Dataset rows for apps and sites
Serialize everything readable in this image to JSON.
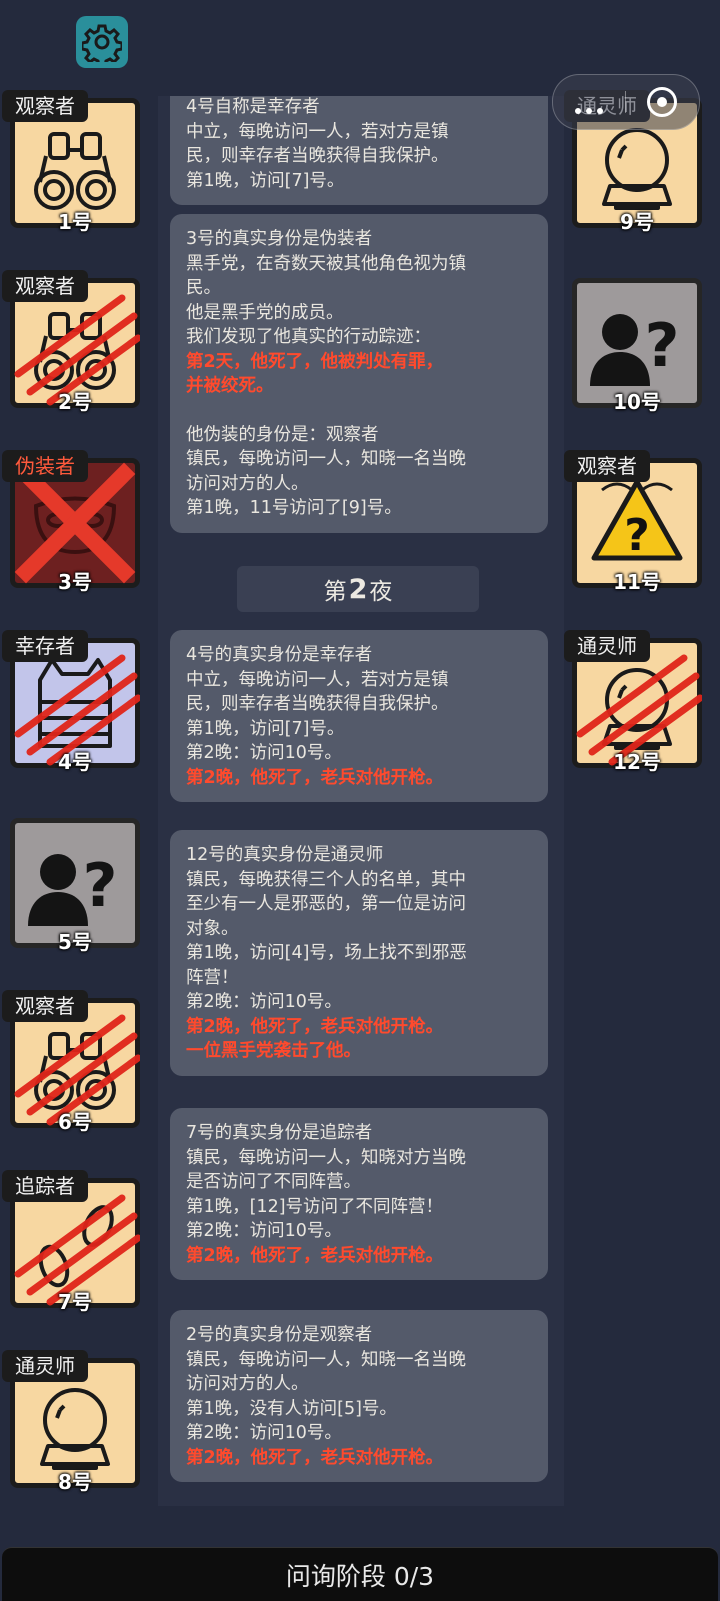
{
  "top_bar": {
    "settings_icon": "gear-icon"
  },
  "left_players": [
    {
      "role": "观察者",
      "number": "1号",
      "icon": "binoculars-icon",
      "status": "alive"
    },
    {
      "role": "观察者",
      "number": "2号",
      "icon": "binoculars-icon",
      "status": "dead"
    },
    {
      "role": "伪装者",
      "number": "3号",
      "icon": "mask-icon",
      "status": "executed"
    },
    {
      "role": "幸存者",
      "number": "4号",
      "icon": "vest-icon",
      "status": "dead"
    },
    {
      "role": "",
      "number": "5号",
      "icon": "unknown-person-icon",
      "status": "unknown"
    },
    {
      "role": "观察者",
      "number": "6号",
      "icon": "binoculars-icon",
      "status": "dead"
    },
    {
      "role": "追踪者",
      "number": "7号",
      "icon": "footprints-icon",
      "status": "dead"
    },
    {
      "role": "通灵师",
      "number": "8号",
      "icon": "crystal-ball-icon",
      "status": "alive"
    }
  ],
  "right_players": [
    {
      "role": "通灵师",
      "number": "9号",
      "icon": "crystal-ball-icon",
      "status": "alive"
    },
    {
      "role": "",
      "number": "10号",
      "icon": "unknown-person-icon",
      "status": "unknown"
    },
    {
      "role": "观察者",
      "number": "11号",
      "icon": "warning-question-icon",
      "status": "alive"
    },
    {
      "role": "通灵师",
      "number": "12号",
      "icon": "crystal-ball-icon",
      "status": "dead"
    }
  ],
  "messages": [
    {
      "lines": [
        {
          "text": "4号自称是幸存者",
          "style": "normal"
        },
        {
          "text": "中立，每晚访问一人，若对方是镇",
          "style": "normal"
        },
        {
          "text": "民，则幸存者当晚获得自我保护。",
          "style": "normal"
        },
        {
          "text": "第1晚，访问[7]号。",
          "style": "normal"
        }
      ]
    },
    {
      "lines": [
        {
          "text": "3号的真实身份是伪装者",
          "style": "normal"
        },
        {
          "text": "黑手党，在奇数天被其他角色视为镇",
          "style": "normal"
        },
        {
          "text": "民。",
          "style": "normal"
        },
        {
          "text": "他是黑手党的成员。",
          "style": "normal"
        },
        {
          "text": "我们发现了他真实的行动踪迹：",
          "style": "normal"
        },
        {
          "text": "第2天，他死了，他被判处有罪，",
          "style": "red"
        },
        {
          "text": "并被绞死。",
          "style": "red"
        },
        {
          "text": "",
          "style": "gap"
        },
        {
          "text": "他伪装的身份是：观察者",
          "style": "normal"
        },
        {
          "text": "镇民，每晚访问一人，知晓一名当晚",
          "style": "normal"
        },
        {
          "text": "访问对方的人。",
          "style": "normal"
        },
        {
          "text": "第1晚，11号访问了[9]号。",
          "style": "normal"
        }
      ]
    },
    {
      "lines": [
        {
          "text": "4号的真实身份是幸存者",
          "style": "normal"
        },
        {
          "text": "中立，每晚访问一人，若对方是镇",
          "style": "normal"
        },
        {
          "text": "民，则幸存者当晚获得自我保护。",
          "style": "normal"
        },
        {
          "text": "第1晚，访问[7]号。",
          "style": "normal"
        },
        {
          "text": "第2晚：访问10号。",
          "style": "normal"
        },
        {
          "text": "第2晚，他死了，老兵对他开枪。",
          "style": "red"
        }
      ]
    },
    {
      "lines": [
        {
          "text": "12号的真实身份是通灵师",
          "style": "normal"
        },
        {
          "text": "镇民，每晚获得三个人的名单，其中",
          "style": "normal"
        },
        {
          "text": "至少有一人是邪恶的，第一位是访问",
          "style": "normal"
        },
        {
          "text": "对象。",
          "style": "normal"
        },
        {
          "text": "第1晚，访问[4]号，场上找不到邪恶",
          "style": "normal"
        },
        {
          "text": "阵营！",
          "style": "normal"
        },
        {
          "text": "第2晚：访问10号。",
          "style": "normal"
        },
        {
          "text": "第2晚，他死了，老兵对他开枪。",
          "style": "red"
        },
        {
          "text": "一位黑手党袭击了他。",
          "style": "red"
        }
      ]
    },
    {
      "lines": [
        {
          "text": "7号的真实身份是追踪者",
          "style": "normal"
        },
        {
          "text": "镇民，每晚访问一人，知晓对方当晚",
          "style": "normal"
        },
        {
          "text": "是否访问了不同阵营。",
          "style": "normal"
        },
        {
          "text": "第1晚，[12]号访问了不同阵营！",
          "style": "normal"
        },
        {
          "text": "第2晚：访问10号。",
          "style": "normal"
        },
        {
          "text": "第2晚，他死了，老兵对他开枪。",
          "style": "red"
        }
      ]
    },
    {
      "lines": [
        {
          "text": "2号的真实身份是观察者",
          "style": "normal"
        },
        {
          "text": "镇民，每晚访问一人，知晓一名当晚",
          "style": "normal"
        },
        {
          "text": "访问对方的人。",
          "style": "normal"
        },
        {
          "text": "第1晚，没有人访问[5]号。",
          "style": "normal"
        },
        {
          "text": "第2晚：访问10号。",
          "style": "normal"
        },
        {
          "text": "第2晚，他死了，老兵对他开枪。",
          "style": "red"
        }
      ]
    }
  ],
  "night_divider": {
    "prefix": "第",
    "number": "2",
    "suffix": "夜"
  },
  "bottom_bar": {
    "phase_label": "问询阶段 0/3"
  },
  "colors": {
    "background": "#242a3d",
    "card_bg": "#f7d7a1",
    "message_bg": "#545a6a",
    "alert_red": "#ff4a2d",
    "gear_teal": "#2a8f9b"
  }
}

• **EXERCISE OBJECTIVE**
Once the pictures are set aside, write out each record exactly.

• **SOLUTION FOR THIS TASK**
Serialize everything readable in this image to JSON.
{
  "top_bar": {
    "settings_icon": "gear-icon"
  },
  "left_players": [
    {
      "role": "观察者",
      "number": "1号",
      "icon": "binoculars-icon",
      "status": "alive"
    },
    {
      "role": "观察者",
      "number": "2号",
      "icon": "binoculars-icon",
      "status": "dead"
    },
    {
      "role": "伪装者",
      "number": "3号",
      "icon": "mask-icon",
      "status": "executed"
    },
    {
      "role": "幸存者",
      "number": "4号",
      "icon": "vest-icon",
      "status": "dead"
    },
    {
      "role": "",
      "number": "5号",
      "icon": "unknown-person-icon",
      "status": "unknown"
    },
    {
      "role": "观察者",
      "number": "6号",
      "icon": "binoculars-icon",
      "status": "dead"
    },
    {
      "role": "追踪者",
      "number": "7号",
      "icon": "footprints-icon",
      "status": "dead"
    },
    {
      "role": "通灵师",
      "number": "8号",
      "icon": "crystal-ball-icon",
      "status": "alive"
    }
  ],
  "right_players": [
    {
      "role": "通灵师",
      "number": "9号",
      "icon": "crystal-ball-icon",
      "status": "alive"
    },
    {
      "role": "",
      "number": "10号",
      "icon": "unknown-person-icon",
      "status": "unknown"
    },
    {
      "role": "观察者",
      "number": "11号",
      "icon": "warning-question-icon",
      "status": "alive"
    },
    {
      "role": "通灵师",
      "number": "12号",
      "icon": "crystal-ball-icon",
      "status": "dead"
    }
  ],
  "messages": [
    {
      "lines": [
        {
          "text": "4号自称是幸存者",
          "style": "normal"
        },
        {
          "text": "中立，每晚访问一人，若对方是镇",
          "style": "normal"
        },
        {
          "text": "民，则幸存者当晚获得自我保护。",
          "style": "normal"
        },
        {
          "text": "第1晚，访问[7]号。",
          "style": "normal"
        }
      ]
    },
    {
      "lines": [
        {
          "text": "3号的真实身份是伪装者",
          "style": "normal"
        },
        {
          "text": "黑手党，在奇数天被其他角色视为镇",
          "style": "normal"
        },
        {
          "text": "民。",
          "style": "normal"
        },
        {
          "text": "他是黑手党的成员。",
          "style": "normal"
        },
        {
          "text": "我们发现了他真实的行动踪迹：",
          "style": "normal"
        },
        {
          "text": "第2天，他死了，他被判处有罪，",
          "style": "red"
        },
        {
          "text": "并被绞死。",
          "style": "red"
        },
        {
          "text": "",
          "style": "gap"
        },
        {
          "text": "他伪装的身份是：观察者",
          "style": "normal"
        },
        {
          "text": "镇民，每晚访问一人，知晓一名当晚",
          "style": "normal"
        },
        {
          "text": "访问对方的人。",
          "style": "normal"
        },
        {
          "text": "第1晚，11号访问了[9]号。",
          "style": "normal"
        }
      ]
    },
    {
      "lines": [
        {
          "text": "4号的真实身份是幸存者",
          "style": "normal"
        },
        {
          "text": "中立，每晚访问一人，若对方是镇",
          "style": "normal"
        },
        {
          "text": "民，则幸存者当晚获得自我保护。",
          "style": "normal"
        },
        {
          "text": "第1晚，访问[7]号。",
          "style": "normal"
        },
        {
          "text": "第2晚：访问10号。",
          "style": "normal"
        },
        {
          "text": "第2晚，他死了，老兵对他开枪。",
          "style": "red"
        }
      ]
    },
    {
      "lines": [
        {
          "text": "12号的真实身份是通灵师",
          "style": "normal"
        },
        {
          "text": "镇民，每晚获得三个人的名单，其中",
          "style": "normal"
        },
        {
          "text": "至少有一人是邪恶的，第一位是访问",
          "style": "normal"
        },
        {
          "text": "对象。",
          "style": "normal"
        },
        {
          "text": "第1晚，访问[4]号，场上找不到邪恶",
          "style": "normal"
        },
        {
          "text": "阵营！",
          "style": "normal"
        },
        {
          "text": "第2晚：访问10号。",
          "style": "normal"
        },
        {
          "text": "第2晚，他死了，老兵对他开枪。",
          "style": "red"
        },
        {
          "text": "一位黑手党袭击了他。",
          "style": "red"
        }
      ]
    },
    {
      "lines": [
        {
          "text": "7号的真实身份是追踪者",
          "style": "normal"
        },
        {
          "text": "镇民，每晚访问一人，知晓对方当晚",
          "style": "normal"
        },
        {
          "text": "是否访问了不同阵营。",
          "style": "normal"
        },
        {
          "text": "第1晚，[12]号访问了不同阵营！",
          "style": "normal"
        },
        {
          "text": "第2晚：访问10号。",
          "style": "normal"
        },
        {
          "text": "第2晚，他死了，老兵对他开枪。",
          "style": "red"
        }
      ]
    },
    {
      "lines": [
        {
          "text": "2号的真实身份是观察者",
          "style": "normal"
        },
        {
          "text": "镇民，每晚访问一人，知晓一名当晚",
          "style": "normal"
        },
        {
          "text": "访问对方的人。",
          "style": "normal"
        },
        {
          "text": "第1晚，没有人访问[5]号。",
          "style": "normal"
        },
        {
          "text": "第2晚：访问10号。",
          "style": "normal"
        },
        {
          "text": "第2晚，他死了，老兵对他开枪。",
          "style": "red"
        }
      ]
    }
  ],
  "night_divider": {
    "prefix": "第",
    "number": "2",
    "suffix": "夜"
  },
  "bottom_bar": {
    "phase_label": "问询阶段 0/3"
  },
  "colors": {
    "background": "#242a3d",
    "card_bg": "#f7d7a1",
    "message_bg": "#545a6a",
    "alert_red": "#ff4a2d",
    "gear_teal": "#2a8f9b"
  }
}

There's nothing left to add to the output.